The identification of noncoding DNA variations that cause differential expression of genes is a powerful method for discovering new regulatory elements. The number of disease mutations in cis-regulatory regions is rapidly increasing due to the advent of high-density single nucleotide polymorphism detection and next-generation sequencing technology (15). For some DNA variants identified, such as those that alter either the conserved TATA box (3) or the binding site for the erythroid Kruppel-like transcription factor (29) in the human β-globin promoter, the association with the disease (β-thalassemia) with the causative variant is relatively easy to demonstrate. Other variations, such as the variant that creates a GATA-1 binding site that causes α-thalassemia by recruiting the transcriptional machinery away from the α-globin genes (11), are more complex and require both genomic and functional analysis to prove they are the causative mutations. The approach we have described here can be used to determine whether any disease-associated DNA variation discovered within a core promoter alters a functional promoter element.
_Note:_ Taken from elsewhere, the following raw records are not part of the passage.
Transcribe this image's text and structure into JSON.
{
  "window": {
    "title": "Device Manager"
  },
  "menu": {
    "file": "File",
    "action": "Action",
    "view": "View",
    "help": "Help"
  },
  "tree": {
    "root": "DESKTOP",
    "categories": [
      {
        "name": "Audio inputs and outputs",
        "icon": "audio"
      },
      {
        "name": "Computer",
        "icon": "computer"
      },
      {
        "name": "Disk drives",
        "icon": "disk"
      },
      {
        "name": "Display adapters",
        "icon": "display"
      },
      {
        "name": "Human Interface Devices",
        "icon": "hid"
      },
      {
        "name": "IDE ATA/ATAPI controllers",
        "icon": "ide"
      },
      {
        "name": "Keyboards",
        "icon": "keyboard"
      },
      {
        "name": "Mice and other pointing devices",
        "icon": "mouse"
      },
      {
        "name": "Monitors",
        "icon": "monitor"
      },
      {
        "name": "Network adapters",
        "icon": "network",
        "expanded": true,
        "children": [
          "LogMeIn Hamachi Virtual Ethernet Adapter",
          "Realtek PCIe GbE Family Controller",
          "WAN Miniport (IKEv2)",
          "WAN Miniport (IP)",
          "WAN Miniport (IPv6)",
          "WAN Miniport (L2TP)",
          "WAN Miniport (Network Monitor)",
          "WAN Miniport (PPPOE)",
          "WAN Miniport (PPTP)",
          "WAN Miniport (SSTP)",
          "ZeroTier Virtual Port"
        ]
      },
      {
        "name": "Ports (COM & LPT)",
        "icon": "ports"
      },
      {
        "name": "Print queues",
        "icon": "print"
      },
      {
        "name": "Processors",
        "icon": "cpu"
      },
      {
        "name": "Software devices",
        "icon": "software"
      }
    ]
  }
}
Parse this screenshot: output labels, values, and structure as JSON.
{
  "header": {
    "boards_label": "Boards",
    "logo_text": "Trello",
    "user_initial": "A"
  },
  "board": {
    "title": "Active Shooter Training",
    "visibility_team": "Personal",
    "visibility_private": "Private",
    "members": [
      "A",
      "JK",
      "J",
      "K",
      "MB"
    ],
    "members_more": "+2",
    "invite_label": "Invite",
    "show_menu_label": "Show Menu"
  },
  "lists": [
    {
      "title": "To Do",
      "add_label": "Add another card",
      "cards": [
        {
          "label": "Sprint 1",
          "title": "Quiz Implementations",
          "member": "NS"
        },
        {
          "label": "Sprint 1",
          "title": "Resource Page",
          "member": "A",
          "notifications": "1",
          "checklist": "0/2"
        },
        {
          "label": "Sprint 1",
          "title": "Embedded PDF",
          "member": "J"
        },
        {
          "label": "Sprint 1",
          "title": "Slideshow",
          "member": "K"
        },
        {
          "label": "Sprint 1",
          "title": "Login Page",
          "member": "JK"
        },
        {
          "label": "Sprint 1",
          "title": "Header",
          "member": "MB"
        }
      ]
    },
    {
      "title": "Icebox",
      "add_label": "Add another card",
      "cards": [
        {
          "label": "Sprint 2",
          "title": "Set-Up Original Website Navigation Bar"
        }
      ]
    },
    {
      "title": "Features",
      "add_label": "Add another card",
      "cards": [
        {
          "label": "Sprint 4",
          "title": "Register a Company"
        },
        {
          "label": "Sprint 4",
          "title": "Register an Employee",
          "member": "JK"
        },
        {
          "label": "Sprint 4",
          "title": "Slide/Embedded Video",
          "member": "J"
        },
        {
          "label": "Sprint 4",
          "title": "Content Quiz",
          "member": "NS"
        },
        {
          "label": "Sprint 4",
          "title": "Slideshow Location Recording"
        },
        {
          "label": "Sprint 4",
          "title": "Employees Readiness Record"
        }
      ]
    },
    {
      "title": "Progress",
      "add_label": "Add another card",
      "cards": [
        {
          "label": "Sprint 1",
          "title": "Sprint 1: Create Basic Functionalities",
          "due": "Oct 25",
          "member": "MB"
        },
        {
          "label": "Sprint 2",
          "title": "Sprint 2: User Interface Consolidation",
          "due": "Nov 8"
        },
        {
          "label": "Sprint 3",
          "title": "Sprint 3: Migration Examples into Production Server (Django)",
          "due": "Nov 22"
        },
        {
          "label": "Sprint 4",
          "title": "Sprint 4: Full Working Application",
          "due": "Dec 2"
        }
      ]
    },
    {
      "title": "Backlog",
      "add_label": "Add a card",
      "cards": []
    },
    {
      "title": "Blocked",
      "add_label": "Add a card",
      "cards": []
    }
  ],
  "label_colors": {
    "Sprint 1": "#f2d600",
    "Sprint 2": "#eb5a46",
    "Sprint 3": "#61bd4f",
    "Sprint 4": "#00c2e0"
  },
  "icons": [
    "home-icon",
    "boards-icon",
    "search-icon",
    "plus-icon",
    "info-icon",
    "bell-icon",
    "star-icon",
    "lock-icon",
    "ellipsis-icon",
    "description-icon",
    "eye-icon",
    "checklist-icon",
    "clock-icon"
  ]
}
This work was supported by NHGRI intramural funds (L.E. and D.M.B.), HD000850 (L.A.S.), DK60239, DK04015 (P.G.G.), and Fonds de la Recherche en Santé du Québec (K.L.).
K.L., A.N.O., E.E.D., M.Q.Y., C.W., L.A.S., and L.J.G. performed experiments. K.L., L.E., P.G.G., and D.M.B. wrote the paper. L.E., P.G.G., and D.M.B. designed the experiments.
Published ahead of print on 17 May 2010.